Input material ::
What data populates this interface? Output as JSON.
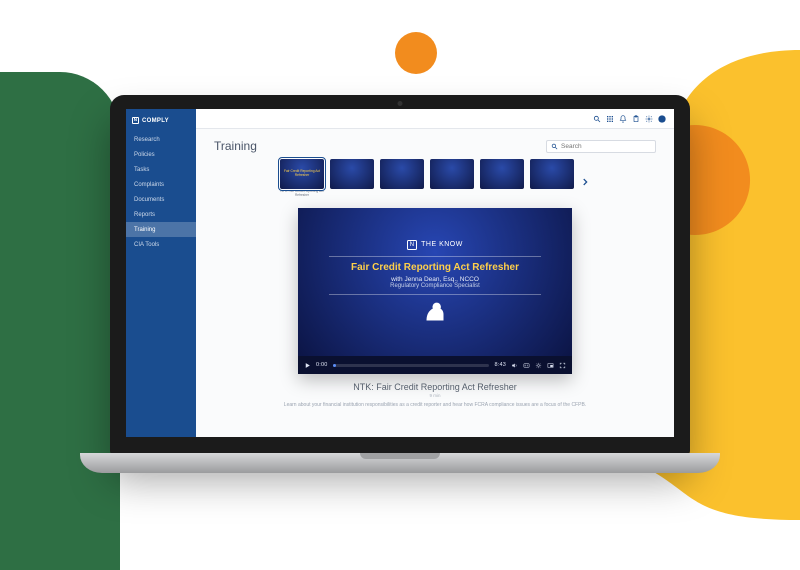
{
  "app": {
    "brand": "COMPLY"
  },
  "sidebar": {
    "items": [
      {
        "label": "Research"
      },
      {
        "label": "Policies"
      },
      {
        "label": "Tasks"
      },
      {
        "label": "Complaints"
      },
      {
        "label": "Documents"
      },
      {
        "label": "Reports"
      },
      {
        "label": "Training"
      },
      {
        "label": "CIA Tools"
      }
    ],
    "active_index": 6
  },
  "page": {
    "title": "Training",
    "search_placeholder": "Search"
  },
  "carousel": {
    "items": [
      {
        "title": "Fair Credit Reporting Act Refresher",
        "caption": "NTK: Fair Credit Reporting Act Refresher"
      },
      {
        "title": "",
        "caption": ""
      },
      {
        "title": "",
        "caption": ""
      },
      {
        "title": "",
        "caption": ""
      },
      {
        "title": "",
        "caption": ""
      },
      {
        "title": "",
        "caption": ""
      }
    ],
    "selected_index": 0
  },
  "video": {
    "brand": "THE KNOW",
    "title": "Fair Credit Reporting Act Refresher",
    "presenter": "with Jenna Dean, Esq., NCCO",
    "role": "Regulatory Compliance Specialist",
    "time_current": "0:00",
    "time_total": "8:43",
    "progress_pct": 2
  },
  "detail": {
    "title": "NTK: Fair Credit Reporting Act Refresher",
    "meta": "9 min",
    "description": "Learn about your financial institution responsibilities as a credit reporter and hear how FCRA compliance issues are a focus of the CFPB."
  }
}
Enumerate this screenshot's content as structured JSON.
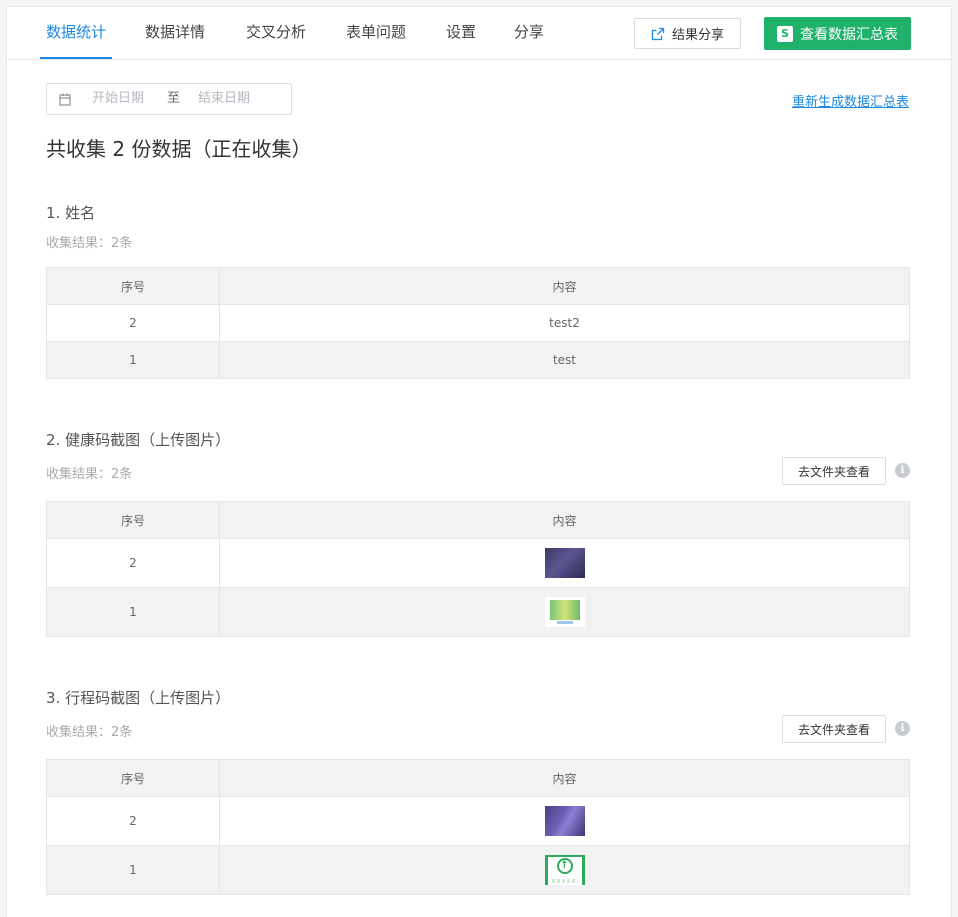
{
  "nav": {
    "tabs": [
      {
        "label": "数据统计",
        "active": true
      },
      {
        "label": "数据详情",
        "active": false
      },
      {
        "label": "交叉分析",
        "active": false
      },
      {
        "label": "表单问题",
        "active": false
      },
      {
        "label": "设置",
        "active": false
      },
      {
        "label": "分享",
        "active": false
      }
    ],
    "share_result_label": "结果分享",
    "view_summary_label": "查看数据汇总表",
    "summary_icon_text": "S",
    "accent_color": "#1e88e5",
    "summary_color": "#20b26b"
  },
  "filter": {
    "start_placeholder": "开始日期",
    "separator": "至",
    "end_placeholder": "结束日期",
    "regenerate_label": "重新生成数据汇总表"
  },
  "summary": {
    "total_text": "共收集 2 份数据（正在收集）"
  },
  "questions": [
    {
      "title": "1.  姓名",
      "result": "收集结果：2条",
      "headers": [
        "序号",
        "内容"
      ],
      "rows": [
        {
          "seq": "2",
          "content": "test2"
        },
        {
          "seq": "1",
          "content": "test"
        }
      ]
    },
    {
      "title": "2.  健康码截图（上传图片）",
      "result": "收集结果：2条",
      "folder_label": "去文件夹查看",
      "info_icon_text": "i",
      "headers": [
        "序号",
        "内容"
      ],
      "rows": [
        {
          "seq": "2",
          "content_image": "dark-photo-thumbnail"
        },
        {
          "seq": "1",
          "content_image": "green-health-code-thumbnail"
        }
      ]
    },
    {
      "title": "3.  行程码截图（上传图片）",
      "result": "收集结果：2条",
      "folder_label": "去文件夹查看",
      "info_icon_text": "i",
      "headers": [
        "序号",
        "内容"
      ],
      "rows": [
        {
          "seq": "2",
          "content_image": "purple-photo-thumbnail"
        },
        {
          "seq": "1",
          "content_image": "trip-code-thumbnail",
          "arrow_glyph": "↑"
        }
      ]
    }
  ]
}
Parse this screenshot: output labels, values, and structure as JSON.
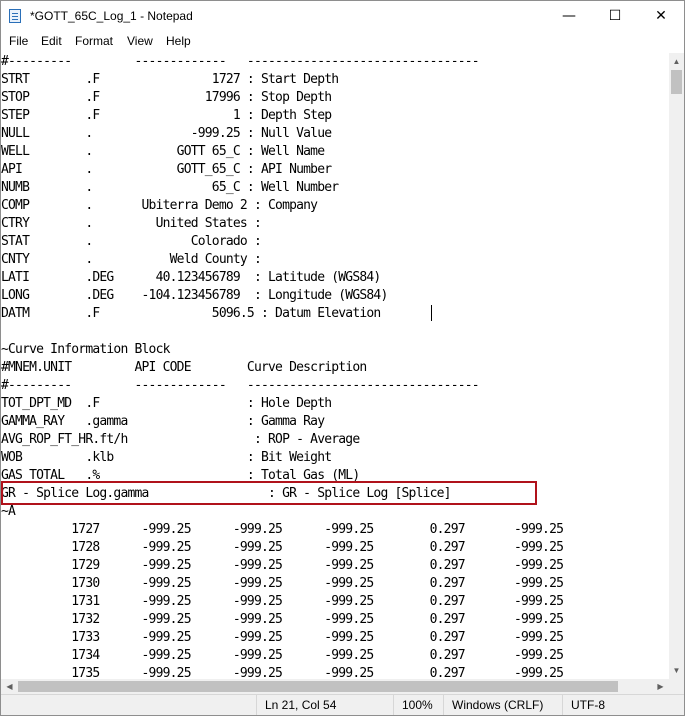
{
  "window": {
    "title": "*GOTT_65C_Log_1 - Notepad",
    "controls": {
      "minimize": "—",
      "maximize": "☐",
      "close": "✕"
    }
  },
  "menu": [
    "File",
    "Edit",
    "Format",
    "View",
    "Help"
  ],
  "editor": {
    "lines": [
      "#---------         -------------   ---------------------------------",
      "STRT        .F                1727 : Start Depth",
      "STOP        .F               17996 : Stop Depth",
      "STEP        .F                   1 : Depth Step",
      "NULL        .              -999.25 : Null Value",
      "WELL        .            GOTT 65_C : Well Name",
      "API         .            GOTT_65_C : API Number",
      "NUMB        .                 65_C : Well Number",
      "COMP        .       Ubiterra Demo 2 : Company",
      "CTRY        .         United States :",
      "STAT        .              Colorado :",
      "CNTY        .           Weld County :",
      "LATI        .DEG      40.123456789  : Latitude (WGS84)",
      "LONG        .DEG    -104.123456789  : Longitude (WGS84)",
      "DATM        .F                5096.5 : Datum Elevation",
      "",
      "~Curve Information Block",
      "#MNEM.UNIT         API CODE        Curve Description",
      "#---------         -------------   ---------------------------------",
      "TOT_DPT_MD  .F                     : Hole Depth",
      "GAMMA_RAY   .gamma                 : Gamma Ray",
      "AVG_ROP_FT_HR.ft/h                  : ROP - Average",
      "WOB         .klb                   : Bit Weight",
      "GAS_TOTAL   .%                     : Total Gas (ML)",
      "GR - Splice Log.gamma                 : GR - Splice Log [Splice]",
      "~A",
      "          1727      -999.25      -999.25      -999.25        0.297       -999.25",
      "          1728      -999.25      -999.25      -999.25        0.297       -999.25",
      "          1729      -999.25      -999.25      -999.25        0.297       -999.25",
      "          1730      -999.25      -999.25      -999.25        0.297       -999.25",
      "          1731      -999.25      -999.25      -999.25        0.297       -999.25",
      "          1732      -999.25      -999.25      -999.25        0.297       -999.25",
      "          1733      -999.25      -999.25      -999.25        0.297       -999.25",
      "          1734      -999.25      -999.25      -999.25        0.297       -999.25",
      "          1735      -999.25      -999.25      -999.25        0.297       -999.25"
    ]
  },
  "scroll": {
    "up": "▲",
    "down": "▼",
    "left": "◀",
    "right": "▶"
  },
  "status": {
    "position": "Ln 21, Col 54",
    "zoom": "100%",
    "line_ending": "Windows (CRLF)",
    "encoding": "UTF-8"
  }
}
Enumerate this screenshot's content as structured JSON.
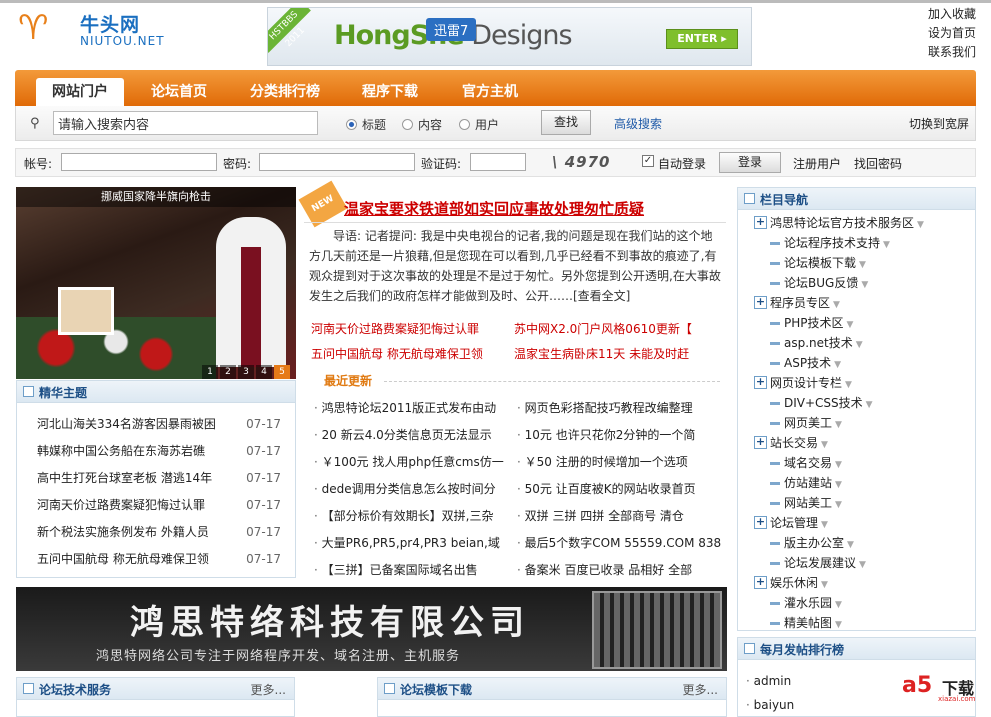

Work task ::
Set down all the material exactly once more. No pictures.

Solution to this problem ::
What data populates this interface? Output as JSON.
{
  "app": {
    "brand": "COMPLY"
  },
  "sidebar": {
    "items": [
      {
        "label": "Research"
      },
      {
        "label": "Policies"
      },
      {
        "label": "Tasks"
      },
      {
        "label": "Complaints"
      },
      {
        "label": "Documents"
      },
      {
        "label": "Reports"
      },
      {
        "label": "Training"
      },
      {
        "label": "CIA Tools"
      }
    ],
    "active_index": 6
  },
  "page": {
    "title": "Training",
    "search_placeholder": "Search"
  },
  "carousel": {
    "items": [
      {
        "title": "Fair Credit Reporting Act Refresher",
        "caption": "NTK: Fair Credit Reporting Act Refresher"
      },
      {
        "title": "",
        "caption": ""
      },
      {
        "title": "",
        "caption": ""
      },
      {
        "title": "",
        "caption": ""
      },
      {
        "title": "",
        "caption": ""
      },
      {
        "title": "",
        "caption": ""
      }
    ],
    "selected_index": 0
  },
  "video": {
    "brand": "THE KNOW",
    "title": "Fair Credit Reporting Act Refresher",
    "presenter": "with Jenna Dean, Esq., NCCO",
    "role": "Regulatory Compliance Specialist",
    "time_current": "0:00",
    "time_total": "8:43",
    "progress_pct": 2
  },
  "detail": {
    "title": "NTK: Fair Credit Reporting Act Refresher",
    "meta": "9 min",
    "description": "Learn about your financial institution responsibilities as a credit reporter and hear how FCRA compliance issues are a focus of the CFPB."
  }
}
Enumerate this screenshot's content as structured JSON.
{
  "nav": {
    "tabs": [
      {
        "label": "数据统计",
        "active": true
      },
      {
        "label": "数据详情",
        "active": false
      },
      {
        "label": "交叉分析",
        "active": false
      },
      {
        "label": "表单问题",
        "active": false
      },
      {
        "label": "设置",
        "active": false
      },
      {
        "label": "分享",
        "active": false
      }
    ],
    "share_result_label": "结果分享",
    "view_summary_label": "查看数据汇总表",
    "summary_icon_text": "S",
    "accent_color": "#1e88e5",
    "summary_color": "#20b26b"
  },
  "filter": {
    "start_placeholder": "开始日期",
    "separator": "至",
    "end_placeholder": "结束日期",
    "regenerate_label": "重新生成数据汇总表"
  },
  "summary": {
    "total_text": "共收集 2 份数据（正在收集）"
  },
  "questions": [
    {
      "title": "1.  姓名",
      "result": "收集结果：2条",
      "headers": [
        "序号",
        "内容"
      ],
      "rows": [
        {
          "seq": "2",
          "content": "test2"
        },
        {
          "seq": "1",
          "content": "test"
        }
      ]
    },
    {
      "title": "2.  健康码截图（上传图片）",
      "result": "收集结果：2条",
      "folder_label": "去文件夹查看",
      "info_icon_text": "i",
      "headers": [
        "序号",
        "内容"
      ],
      "rows": [
        {
          "seq": "2",
          "content_image": "dark-photo-thumbnail"
        },
        {
          "seq": "1",
          "content_image": "green-health-code-thumbnail"
        }
      ]
    },
    {
      "title": "3.  行程码截图（上传图片）",
      "result": "收集结果：2条",
      "folder_label": "去文件夹查看",
      "info_icon_text": "i",
      "headers": [
        "序号",
        "内容"
      ],
      "rows": [
        {
          "seq": "2",
          "content_image": "purple-photo-thumbnail"
        },
        {
          "seq": "1",
          "content_image": "trip-code-thumbnail",
          "arrow_glyph": "↑"
        }
      ]
    }
  ]
}
Parse this screenshot: output labels, values, and structure as JSON.
{
  "window": {
    "title": "*GOTT_65C_Log_1 - Notepad",
    "controls": {
      "minimize": "—",
      "maximize": "☐",
      "close": "✕"
    }
  },
  "menu": [
    "File",
    "Edit",
    "Format",
    "View",
    "Help"
  ],
  "editor": {
    "lines": [
      "#---------         -------------   ---------------------------------",
      "STRT        .F                1727 : Start Depth",
      "STOP        .F               17996 : Stop Depth",
      "STEP        .F                   1 : Depth Step",
      "NULL        .              -999.25 : Null Value",
      "WELL        .            GOTT 65_C : Well Name",
      "API         .            GOTT_65_C : API Number",
      "NUMB        .                 65_C : Well Number",
      "COMP        .       Ubiterra Demo 2 : Company",
      "CTRY        .         United States :",
      "STAT        .              Colorado :",
      "CNTY        .           Weld County :",
      "LATI        .DEG      40.123456789  : Latitude (WGS84)",
      "LONG        .DEG    -104.123456789  : Longitude (WGS84)",
      "DATM        .F                5096.5 : Datum Elevation",
      "",
      "~Curve Information Block",
      "#MNEM.UNIT         API CODE        Curve Description",
      "#---------         -------------   ---------------------------------",
      "TOT_DPT_MD  .F                     : Hole Depth",
      "GAMMA_RAY   .gamma                 : Gamma Ray",
      "AVG_ROP_FT_HR.ft/h                  : ROP - Average",
      "WOB         .klb                   : Bit Weight",
      "GAS_TOTAL   .%                     : Total Gas (ML)",
      "GR - Splice Log.gamma                 : GR - Splice Log [Splice]",
      "~A",
      "          1727      -999.25      -999.25      -999.25        0.297       -999.25",
      "          1728      -999.25      -999.25      -999.25        0.297       -999.25",
      "          1729      -999.25      -999.25      -999.25        0.297       -999.25",
      "          1730      -999.25      -999.25      -999.25        0.297       -999.25",
      "          1731      -999.25      -999.25      -999.25        0.297       -999.25",
      "          1732      -999.25      -999.25      -999.25        0.297       -999.25",
      "          1733      -999.25      -999.25      -999.25        0.297       -999.25",
      "          1734      -999.25      -999.25      -999.25        0.297       -999.25",
      "          1735      -999.25      -999.25      -999.25        0.297       -999.25"
    ]
  },
  "scroll": {
    "up": "▲",
    "down": "▼",
    "left": "◀",
    "right": "▶"
  },
  "status": {
    "position": "Ln 21, Col 54",
    "zoom": "100%",
    "line_ending": "Windows (CRLF)",
    "encoding": "UTF-8"
  }
}
Enumerate this screenshot's content as structured JSON.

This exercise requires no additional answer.